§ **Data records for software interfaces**
☆ ☆ ☆

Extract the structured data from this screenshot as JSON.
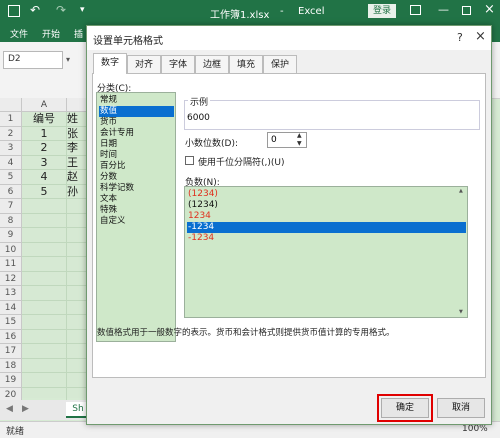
{
  "titlebar": {
    "filename": "工作簿1.xlsx",
    "separator": "-",
    "app": "Excel",
    "login": "登录",
    "bg": "#217346"
  },
  "ribbon": {
    "tabs": [
      "文件",
      "开始",
      "插"
    ]
  },
  "namebox": {
    "value": "D2"
  },
  "sheet": {
    "column_header": "A",
    "rows": [
      "1",
      "2",
      "3",
      "4",
      "5",
      "6",
      "7",
      "8",
      "9",
      "10",
      "11",
      "12",
      "13",
      "14",
      "15",
      "16",
      "17",
      "18",
      "19",
      "20"
    ],
    "col_a": [
      "编号",
      "1",
      "2",
      "3",
      "4",
      "5"
    ],
    "col_b": [
      "姓",
      "张",
      "李",
      "王",
      "赵",
      "孙"
    ],
    "sheet_tab": "Sh"
  },
  "status": {
    "ready": "就绪",
    "zoom": "100%"
  },
  "dialog": {
    "title": "设置单元格格式",
    "help": "?",
    "close": "×",
    "tabs": [
      "数字",
      "对齐",
      "字体",
      "边框",
      "填充",
      "保护"
    ],
    "active_tab": 0,
    "category_label": "分类(C):",
    "categories": [
      "常规",
      "数值",
      "货币",
      "会计专用",
      "日期",
      "时间",
      "百分比",
      "分数",
      "科学记数",
      "文本",
      "特殊",
      "自定义"
    ],
    "selected_category": 1,
    "sample_label": "示例",
    "sample_value": "6000",
    "decimals_label": "小数位数(D):",
    "decimals_value": "0",
    "thousands_label": "使用千位分隔符(,)(U)",
    "negative_label": "负数(N):",
    "negatives": [
      {
        "text": "(1234)",
        "color": "#e0301e"
      },
      {
        "text": "(1234)",
        "color": "#111111"
      },
      {
        "text": "1234",
        "color": "#e0301e"
      },
      {
        "text": "-1234",
        "color": "#111111"
      },
      {
        "text": "-1234",
        "color": "#e0301e"
      }
    ],
    "selected_negative": 3,
    "description": "数值格式用于一般数字的表示。货币和会计格式则提供货币值计算的专用格式。",
    "ok": "确定",
    "cancel": "取消",
    "highlight_color": "#e00000"
  }
}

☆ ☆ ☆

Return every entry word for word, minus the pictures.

Extract the structured data from this screenshot as JSON.
{
  "titlebar": {
    "filename": "工作簿1.xlsx",
    "separator": "-",
    "app": "Excel",
    "login": "登录",
    "bg": "#217346"
  },
  "ribbon": {
    "tabs": [
      "文件",
      "开始",
      "插"
    ]
  },
  "namebox": {
    "value": "D2"
  },
  "sheet": {
    "column_header": "A",
    "rows": [
      "1",
      "2",
      "3",
      "4",
      "5",
      "6",
      "7",
      "8",
      "9",
      "10",
      "11",
      "12",
      "13",
      "14",
      "15",
      "16",
      "17",
      "18",
      "19",
      "20"
    ],
    "col_a": [
      "编号",
      "1",
      "2",
      "3",
      "4",
      "5"
    ],
    "col_b": [
      "姓",
      "张",
      "李",
      "王",
      "赵",
      "孙"
    ],
    "sheet_tab": "Sh"
  },
  "status": {
    "ready": "就绪",
    "zoom": "100%"
  },
  "dialog": {
    "title": "设置单元格格式",
    "help": "?",
    "close": "×",
    "tabs": [
      "数字",
      "对齐",
      "字体",
      "边框",
      "填充",
      "保护"
    ],
    "active_tab": 0,
    "category_label": "分类(C):",
    "categories": [
      "常规",
      "数值",
      "货币",
      "会计专用",
      "日期",
      "时间",
      "百分比",
      "分数",
      "科学记数",
      "文本",
      "特殊",
      "自定义"
    ],
    "selected_category": 1,
    "sample_label": "示例",
    "sample_value": "6000",
    "decimals_label": "小数位数(D):",
    "decimals_value": "0",
    "thousands_label": "使用千位分隔符(,)(U)",
    "negative_label": "负数(N):",
    "negatives": [
      {
        "text": "(1234)",
        "color": "#e0301e"
      },
      {
        "text": "(1234)",
        "color": "#111111"
      },
      {
        "text": "1234",
        "color": "#e0301e"
      },
      {
        "text": "-1234",
        "color": "#111111"
      },
      {
        "text": "-1234",
        "color": "#e0301e"
      }
    ],
    "selected_negative": 3,
    "description": "数值格式用于一般数字的表示。货币和会计格式则提供货币值计算的专用格式。",
    "ok": "确定",
    "cancel": "取消",
    "highlight_color": "#e00000"
  }
}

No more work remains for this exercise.